However, Sir Bruce suggested the show “may be a bit old hat”. He ceased hosting the show in 1994, to be replaced by the presenter Jim Davidson until 2001 when the series appeared to be retired.
Ms Hart seems a suitable choice to revive the show. Despite having detractors, she is popular with a large, mainstream audience for her parts in period drama Call the Midwife and her sitcom Miranda.
The original Generation Game, based on the Dutch programme Een van de acht, or One of the Eight, had four couples compete in various tasks. This would often include watching a professional performing a dance, making pottery or icing a cake, before having before to do the same themselves, often with comical results.
The show included a form of quiz, such as identifying music, with two couples going through to a major set-piece showdown, when they would have to perform in a play.
But the climax of the show involved the “conveyor belt” on which consumer goods would pass by one of the winning couple, who would then keep anything they could remember immediately afterwards. “Microwave oven, fondue set, cuddly toy!” were such common entries that they were at times all the flustered contestants could remember as the clock ticked down.
The news of a possible comeback saw fans take to Twitter, urging the BBC to press ahead.

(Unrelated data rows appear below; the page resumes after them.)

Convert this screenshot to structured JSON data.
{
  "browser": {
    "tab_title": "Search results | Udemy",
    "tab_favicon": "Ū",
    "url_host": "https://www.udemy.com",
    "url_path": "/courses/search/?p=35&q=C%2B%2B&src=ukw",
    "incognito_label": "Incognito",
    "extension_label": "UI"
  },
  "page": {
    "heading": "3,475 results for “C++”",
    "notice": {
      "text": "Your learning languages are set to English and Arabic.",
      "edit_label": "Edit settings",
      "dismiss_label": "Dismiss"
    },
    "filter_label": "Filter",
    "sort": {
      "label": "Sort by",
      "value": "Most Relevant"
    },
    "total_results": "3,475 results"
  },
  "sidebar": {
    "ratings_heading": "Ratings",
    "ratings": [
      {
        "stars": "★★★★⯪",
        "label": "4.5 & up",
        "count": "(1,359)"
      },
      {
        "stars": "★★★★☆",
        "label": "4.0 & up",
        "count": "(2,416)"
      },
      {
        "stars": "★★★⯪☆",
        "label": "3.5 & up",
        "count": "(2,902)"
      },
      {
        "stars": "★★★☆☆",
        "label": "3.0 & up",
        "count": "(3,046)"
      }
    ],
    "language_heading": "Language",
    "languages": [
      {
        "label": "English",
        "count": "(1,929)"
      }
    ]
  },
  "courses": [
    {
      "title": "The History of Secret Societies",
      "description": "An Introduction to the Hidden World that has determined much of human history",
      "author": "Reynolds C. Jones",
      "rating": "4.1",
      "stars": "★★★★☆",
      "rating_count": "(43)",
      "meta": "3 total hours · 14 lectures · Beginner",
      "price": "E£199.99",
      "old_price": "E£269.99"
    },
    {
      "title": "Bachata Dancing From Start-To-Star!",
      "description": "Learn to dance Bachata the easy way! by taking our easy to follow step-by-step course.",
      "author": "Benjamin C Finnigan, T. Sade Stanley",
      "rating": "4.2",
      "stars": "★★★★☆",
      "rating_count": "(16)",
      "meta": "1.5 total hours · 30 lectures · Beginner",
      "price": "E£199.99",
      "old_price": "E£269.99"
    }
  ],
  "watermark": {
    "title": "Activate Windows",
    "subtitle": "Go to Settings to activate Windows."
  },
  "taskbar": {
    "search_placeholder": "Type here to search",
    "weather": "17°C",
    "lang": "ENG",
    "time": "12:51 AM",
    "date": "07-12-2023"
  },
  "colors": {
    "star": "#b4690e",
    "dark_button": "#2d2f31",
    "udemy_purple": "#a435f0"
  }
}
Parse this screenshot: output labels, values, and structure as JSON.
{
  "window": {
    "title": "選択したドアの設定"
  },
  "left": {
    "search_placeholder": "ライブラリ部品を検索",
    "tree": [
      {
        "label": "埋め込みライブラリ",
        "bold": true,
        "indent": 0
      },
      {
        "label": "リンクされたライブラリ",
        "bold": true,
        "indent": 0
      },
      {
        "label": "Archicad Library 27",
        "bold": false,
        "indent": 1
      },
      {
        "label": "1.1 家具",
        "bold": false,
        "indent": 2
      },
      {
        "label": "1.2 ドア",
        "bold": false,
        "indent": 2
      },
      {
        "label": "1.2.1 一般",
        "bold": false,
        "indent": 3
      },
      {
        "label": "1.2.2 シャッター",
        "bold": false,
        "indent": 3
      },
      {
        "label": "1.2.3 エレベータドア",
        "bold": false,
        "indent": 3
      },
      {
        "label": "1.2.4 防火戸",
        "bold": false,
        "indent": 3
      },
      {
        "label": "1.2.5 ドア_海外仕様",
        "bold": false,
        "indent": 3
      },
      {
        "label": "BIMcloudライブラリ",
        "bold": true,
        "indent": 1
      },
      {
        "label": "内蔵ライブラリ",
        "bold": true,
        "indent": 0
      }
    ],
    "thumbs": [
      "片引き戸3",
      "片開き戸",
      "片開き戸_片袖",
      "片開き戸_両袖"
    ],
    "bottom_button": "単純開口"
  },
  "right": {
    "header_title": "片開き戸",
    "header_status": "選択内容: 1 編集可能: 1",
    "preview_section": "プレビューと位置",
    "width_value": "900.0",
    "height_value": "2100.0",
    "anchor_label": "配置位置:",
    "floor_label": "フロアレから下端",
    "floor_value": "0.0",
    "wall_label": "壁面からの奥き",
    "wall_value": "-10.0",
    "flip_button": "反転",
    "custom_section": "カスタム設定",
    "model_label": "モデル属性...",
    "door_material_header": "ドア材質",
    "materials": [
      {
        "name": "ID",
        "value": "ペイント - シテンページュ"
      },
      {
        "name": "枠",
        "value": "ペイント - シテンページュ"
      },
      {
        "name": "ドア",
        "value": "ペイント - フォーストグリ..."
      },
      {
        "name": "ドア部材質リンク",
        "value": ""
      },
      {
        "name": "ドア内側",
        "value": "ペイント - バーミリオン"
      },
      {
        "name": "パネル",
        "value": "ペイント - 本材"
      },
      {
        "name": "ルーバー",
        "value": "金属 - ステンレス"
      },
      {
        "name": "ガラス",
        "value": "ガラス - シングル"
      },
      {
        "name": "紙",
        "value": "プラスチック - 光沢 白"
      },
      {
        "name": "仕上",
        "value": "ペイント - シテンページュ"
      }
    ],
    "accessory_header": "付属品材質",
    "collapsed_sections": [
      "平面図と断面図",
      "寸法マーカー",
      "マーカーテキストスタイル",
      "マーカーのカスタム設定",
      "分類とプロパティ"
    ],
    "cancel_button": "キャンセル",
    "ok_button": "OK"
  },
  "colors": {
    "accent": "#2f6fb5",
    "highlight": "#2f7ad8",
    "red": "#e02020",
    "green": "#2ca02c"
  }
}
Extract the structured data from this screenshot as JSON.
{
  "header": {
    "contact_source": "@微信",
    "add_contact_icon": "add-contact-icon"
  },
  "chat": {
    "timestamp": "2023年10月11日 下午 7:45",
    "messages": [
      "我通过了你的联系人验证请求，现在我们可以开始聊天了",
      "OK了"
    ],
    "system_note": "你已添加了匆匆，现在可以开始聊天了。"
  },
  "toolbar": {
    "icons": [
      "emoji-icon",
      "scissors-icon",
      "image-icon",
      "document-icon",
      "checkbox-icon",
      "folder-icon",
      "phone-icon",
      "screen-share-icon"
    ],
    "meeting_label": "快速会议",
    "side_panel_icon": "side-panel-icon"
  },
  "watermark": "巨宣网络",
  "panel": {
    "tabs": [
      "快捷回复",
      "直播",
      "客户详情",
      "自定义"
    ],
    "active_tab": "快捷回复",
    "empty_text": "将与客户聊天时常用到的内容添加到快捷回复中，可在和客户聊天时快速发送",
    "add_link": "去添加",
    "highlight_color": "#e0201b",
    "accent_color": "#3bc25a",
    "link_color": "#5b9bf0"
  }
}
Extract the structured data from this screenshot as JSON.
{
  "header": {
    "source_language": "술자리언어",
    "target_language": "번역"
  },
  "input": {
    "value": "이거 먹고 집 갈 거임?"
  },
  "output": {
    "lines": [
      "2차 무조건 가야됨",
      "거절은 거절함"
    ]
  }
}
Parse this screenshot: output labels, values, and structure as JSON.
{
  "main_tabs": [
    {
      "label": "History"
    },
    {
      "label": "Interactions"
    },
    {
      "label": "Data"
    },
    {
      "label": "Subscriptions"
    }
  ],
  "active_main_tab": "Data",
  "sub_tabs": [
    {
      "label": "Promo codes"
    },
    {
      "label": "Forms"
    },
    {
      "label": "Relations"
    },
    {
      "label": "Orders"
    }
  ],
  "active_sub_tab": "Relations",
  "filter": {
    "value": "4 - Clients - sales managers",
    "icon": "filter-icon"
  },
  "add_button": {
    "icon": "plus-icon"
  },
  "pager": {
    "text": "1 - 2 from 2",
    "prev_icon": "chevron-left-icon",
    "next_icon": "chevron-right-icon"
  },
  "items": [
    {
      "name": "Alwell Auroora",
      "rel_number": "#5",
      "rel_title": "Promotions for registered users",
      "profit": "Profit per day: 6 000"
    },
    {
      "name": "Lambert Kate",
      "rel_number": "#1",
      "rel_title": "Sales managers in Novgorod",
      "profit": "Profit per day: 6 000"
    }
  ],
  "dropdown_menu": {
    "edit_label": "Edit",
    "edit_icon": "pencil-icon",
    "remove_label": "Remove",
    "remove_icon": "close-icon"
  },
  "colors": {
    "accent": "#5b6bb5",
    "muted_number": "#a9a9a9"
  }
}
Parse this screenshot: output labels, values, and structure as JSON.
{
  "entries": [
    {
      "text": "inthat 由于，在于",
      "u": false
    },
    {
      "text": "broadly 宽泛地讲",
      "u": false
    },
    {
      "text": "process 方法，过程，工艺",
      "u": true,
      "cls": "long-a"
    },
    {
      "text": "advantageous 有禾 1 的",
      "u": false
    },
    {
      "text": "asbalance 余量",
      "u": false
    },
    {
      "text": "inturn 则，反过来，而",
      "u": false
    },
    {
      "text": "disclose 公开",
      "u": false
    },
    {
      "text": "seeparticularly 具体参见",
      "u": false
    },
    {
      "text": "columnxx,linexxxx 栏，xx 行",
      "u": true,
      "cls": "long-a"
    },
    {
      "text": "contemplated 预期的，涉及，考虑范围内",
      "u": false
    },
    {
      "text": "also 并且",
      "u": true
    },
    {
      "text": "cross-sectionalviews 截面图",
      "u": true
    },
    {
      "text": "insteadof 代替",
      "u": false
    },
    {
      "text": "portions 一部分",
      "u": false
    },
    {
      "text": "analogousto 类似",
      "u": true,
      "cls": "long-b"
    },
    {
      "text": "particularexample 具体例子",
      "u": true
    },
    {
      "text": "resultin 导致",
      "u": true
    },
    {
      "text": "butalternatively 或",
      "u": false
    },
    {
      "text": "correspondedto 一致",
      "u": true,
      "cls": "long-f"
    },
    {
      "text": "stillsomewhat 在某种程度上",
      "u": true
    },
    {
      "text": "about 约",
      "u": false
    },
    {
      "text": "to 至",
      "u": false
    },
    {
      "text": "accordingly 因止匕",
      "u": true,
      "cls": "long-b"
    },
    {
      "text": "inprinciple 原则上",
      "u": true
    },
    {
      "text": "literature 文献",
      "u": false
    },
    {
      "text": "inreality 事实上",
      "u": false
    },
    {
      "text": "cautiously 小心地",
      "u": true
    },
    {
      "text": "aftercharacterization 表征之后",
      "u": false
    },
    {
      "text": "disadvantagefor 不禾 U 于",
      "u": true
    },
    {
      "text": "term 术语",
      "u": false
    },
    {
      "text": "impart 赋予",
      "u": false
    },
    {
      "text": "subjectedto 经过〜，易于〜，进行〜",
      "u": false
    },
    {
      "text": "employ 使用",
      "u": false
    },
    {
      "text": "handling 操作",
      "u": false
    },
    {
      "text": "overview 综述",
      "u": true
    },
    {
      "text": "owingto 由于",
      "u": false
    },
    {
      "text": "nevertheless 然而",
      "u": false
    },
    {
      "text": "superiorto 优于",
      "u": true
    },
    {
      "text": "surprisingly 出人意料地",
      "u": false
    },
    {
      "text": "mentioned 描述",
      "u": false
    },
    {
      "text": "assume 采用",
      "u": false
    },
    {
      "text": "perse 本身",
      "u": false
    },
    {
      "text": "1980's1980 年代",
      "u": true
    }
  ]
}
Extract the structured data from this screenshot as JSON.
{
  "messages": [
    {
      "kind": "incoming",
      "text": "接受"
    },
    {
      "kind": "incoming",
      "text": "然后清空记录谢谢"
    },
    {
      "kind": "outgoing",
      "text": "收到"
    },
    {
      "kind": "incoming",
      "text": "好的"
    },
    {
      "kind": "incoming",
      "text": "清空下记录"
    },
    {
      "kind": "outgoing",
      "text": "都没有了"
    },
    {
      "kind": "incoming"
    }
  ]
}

However, Daniel Chapman was among those less than impressed with the idea. “Good grief – the BBC cancel Silk and Ripper Street and consider commissioning Miranda Hart to revive The Generation Game,” he said.
Ms Hart, who has 1.5 million followers on Twitter, was staying quiet during the current burst of interest.
The BBC also stressed it was only an idea that might not actually come to fruition.
A spokesman for the corporation said: “It’s in the early ideas stage at the moment. Nothing is confirmed and no series planned.”